- Opening Delimiter -

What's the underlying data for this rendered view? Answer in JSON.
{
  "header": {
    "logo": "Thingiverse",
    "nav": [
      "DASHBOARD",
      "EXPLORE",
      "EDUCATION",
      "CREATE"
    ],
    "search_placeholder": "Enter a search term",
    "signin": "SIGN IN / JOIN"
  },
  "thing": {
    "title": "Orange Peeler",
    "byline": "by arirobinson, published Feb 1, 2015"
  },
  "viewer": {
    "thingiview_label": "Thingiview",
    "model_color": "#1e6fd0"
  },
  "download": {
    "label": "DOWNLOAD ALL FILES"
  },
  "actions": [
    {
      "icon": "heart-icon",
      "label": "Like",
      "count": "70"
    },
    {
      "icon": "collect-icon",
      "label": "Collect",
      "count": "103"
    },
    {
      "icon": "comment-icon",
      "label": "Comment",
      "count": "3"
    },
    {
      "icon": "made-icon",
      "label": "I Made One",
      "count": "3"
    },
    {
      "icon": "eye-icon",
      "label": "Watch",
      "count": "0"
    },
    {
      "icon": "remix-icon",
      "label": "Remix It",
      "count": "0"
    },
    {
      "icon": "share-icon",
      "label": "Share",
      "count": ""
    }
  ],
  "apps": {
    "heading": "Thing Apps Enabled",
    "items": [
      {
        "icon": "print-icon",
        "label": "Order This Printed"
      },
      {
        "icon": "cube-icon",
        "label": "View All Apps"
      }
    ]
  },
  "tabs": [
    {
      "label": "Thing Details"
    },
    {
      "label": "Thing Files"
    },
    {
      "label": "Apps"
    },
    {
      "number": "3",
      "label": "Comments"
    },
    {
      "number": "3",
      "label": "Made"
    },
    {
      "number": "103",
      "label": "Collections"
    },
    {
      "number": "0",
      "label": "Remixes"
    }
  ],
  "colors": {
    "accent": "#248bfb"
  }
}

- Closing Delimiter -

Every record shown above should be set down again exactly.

Problem solution:
What's the underlying data for this rendered view? Answer in JSON.
{
  "header": {
    "logo": "Thingiverse",
    "nav": [
      "DASHBOARD",
      "EXPLORE",
      "EDUCATION",
      "CREATE"
    ],
    "search_placeholder": "Enter a search term",
    "signin": "SIGN IN / JOIN"
  },
  "thing": {
    "title": "Orange Peeler",
    "byline": "by arirobinson, published Feb 1, 2015"
  },
  "viewer": {
    "thingiview_label": "Thingiview",
    "model_color": "#1e6fd0"
  },
  "download": {
    "label": "DOWNLOAD ALL FILES"
  },
  "actions": [
    {
      "icon": "heart-icon",
      "label": "Like",
      "count": "70"
    },
    {
      "icon": "collect-icon",
      "label": "Collect",
      "count": "103"
    },
    {
      "icon": "comment-icon",
      "label": "Comment",
      "count": "3"
    },
    {
      "icon": "made-icon",
      "label": "I Made One",
      "count": "3"
    },
    {
      "icon": "eye-icon",
      "label": "Watch",
      "count": "0"
    },
    {
      "icon": "remix-icon",
      "label": "Remix It",
      "count": "0"
    },
    {
      "icon": "share-icon",
      "label": "Share",
      "count": ""
    }
  ],
  "apps": {
    "heading": "Thing Apps Enabled",
    "items": [
      {
        "icon": "print-icon",
        "label": "Order This Printed"
      },
      {
        "icon": "cube-icon",
        "label": "View All Apps"
      }
    ]
  },
  "tabs": [
    {
      "label": "Thing Details"
    },
    {
      "label": "Thing Files"
    },
    {
      "label": "Apps"
    },
    {
      "number": "3",
      "label": "Comments"
    },
    {
      "number": "3",
      "label": "Made"
    },
    {
      "number": "103",
      "label": "Collections"
    },
    {
      "number": "0",
      "label": "Remixes"
    }
  ],
  "colors": {
    "accent": "#248bfb"
  }
}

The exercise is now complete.